Input for this task -

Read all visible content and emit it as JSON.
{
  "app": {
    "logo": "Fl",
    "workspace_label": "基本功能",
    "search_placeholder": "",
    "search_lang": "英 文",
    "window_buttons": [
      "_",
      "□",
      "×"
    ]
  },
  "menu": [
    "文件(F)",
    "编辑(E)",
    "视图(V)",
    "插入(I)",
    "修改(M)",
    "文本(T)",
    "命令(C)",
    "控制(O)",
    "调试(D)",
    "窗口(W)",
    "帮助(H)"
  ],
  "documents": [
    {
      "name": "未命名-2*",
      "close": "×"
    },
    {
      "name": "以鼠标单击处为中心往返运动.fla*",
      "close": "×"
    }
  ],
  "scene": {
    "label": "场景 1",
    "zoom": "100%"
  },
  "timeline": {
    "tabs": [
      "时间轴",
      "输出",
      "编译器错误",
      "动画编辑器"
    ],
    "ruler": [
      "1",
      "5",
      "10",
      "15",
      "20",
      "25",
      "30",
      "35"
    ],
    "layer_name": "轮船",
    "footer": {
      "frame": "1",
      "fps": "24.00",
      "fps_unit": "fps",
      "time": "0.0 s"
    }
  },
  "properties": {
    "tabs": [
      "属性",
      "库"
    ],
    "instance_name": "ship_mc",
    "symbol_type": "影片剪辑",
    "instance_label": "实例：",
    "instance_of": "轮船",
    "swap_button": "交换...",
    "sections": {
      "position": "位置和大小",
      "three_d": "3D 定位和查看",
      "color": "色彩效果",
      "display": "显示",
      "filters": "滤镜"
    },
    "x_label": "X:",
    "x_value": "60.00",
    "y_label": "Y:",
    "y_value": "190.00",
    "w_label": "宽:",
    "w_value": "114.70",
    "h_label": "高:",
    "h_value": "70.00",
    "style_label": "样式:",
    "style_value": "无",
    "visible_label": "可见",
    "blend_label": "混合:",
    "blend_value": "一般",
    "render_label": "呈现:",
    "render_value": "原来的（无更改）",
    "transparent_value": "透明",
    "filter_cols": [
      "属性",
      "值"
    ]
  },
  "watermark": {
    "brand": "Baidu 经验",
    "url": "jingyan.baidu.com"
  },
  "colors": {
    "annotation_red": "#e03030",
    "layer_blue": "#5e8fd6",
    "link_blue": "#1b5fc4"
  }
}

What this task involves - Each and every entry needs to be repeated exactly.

Output for this task -
Read all visible content and emit it as JSON.
{
  "app": {
    "logo": "Fl",
    "workspace_label": "基本功能",
    "search_placeholder": "",
    "search_lang": "英 文",
    "window_buttons": [
      "_",
      "□",
      "×"
    ]
  },
  "menu": [
    "文件(F)",
    "编辑(E)",
    "视图(V)",
    "插入(I)",
    "修改(M)",
    "文本(T)",
    "命令(C)",
    "控制(O)",
    "调试(D)",
    "窗口(W)",
    "帮助(H)"
  ],
  "documents": [
    {
      "name": "未命名-2*",
      "close": "×"
    },
    {
      "name": "以鼠标单击处为中心往返运动.fla*",
      "close": "×"
    }
  ],
  "scene": {
    "label": "场景 1",
    "zoom": "100%"
  },
  "timeline": {
    "tabs": [
      "时间轴",
      "输出",
      "编译器错误",
      "动画编辑器"
    ],
    "ruler": [
      "1",
      "5",
      "10",
      "15",
      "20",
      "25",
      "30",
      "35"
    ],
    "layer_name": "轮船",
    "footer": {
      "frame": "1",
      "fps": "24.00",
      "fps_unit": "fps",
      "time": "0.0 s"
    }
  },
  "properties": {
    "tabs": [
      "属性",
      "库"
    ],
    "instance_name": "ship_mc",
    "symbol_type": "影片剪辑",
    "instance_label": "实例：",
    "instance_of": "轮船",
    "swap_button": "交换...",
    "sections": {
      "position": "位置和大小",
      "three_d": "3D 定位和查看",
      "color": "色彩效果",
      "display": "显示",
      "filters": "滤镜"
    },
    "x_label": "X:",
    "x_value": "60.00",
    "y_label": "Y:",
    "y_value": "190.00",
    "w_label": "宽:",
    "w_value": "114.70",
    "h_label": "高:",
    "h_value": "70.00",
    "style_label": "样式:",
    "style_value": "无",
    "visible_label": "可见",
    "blend_label": "混合:",
    "blend_value": "一般",
    "render_label": "呈现:",
    "render_value": "原来的（无更改）",
    "transparent_value": "透明",
    "filter_cols": [
      "属性",
      "值"
    ]
  },
  "watermark": {
    "brand": "Baidu 经验",
    "url": "jingyan.baidu.com"
  },
  "colors": {
    "annotation_red": "#e03030",
    "layer_blue": "#5e8fd6",
    "link_blue": "#1b5fc4"
  }
}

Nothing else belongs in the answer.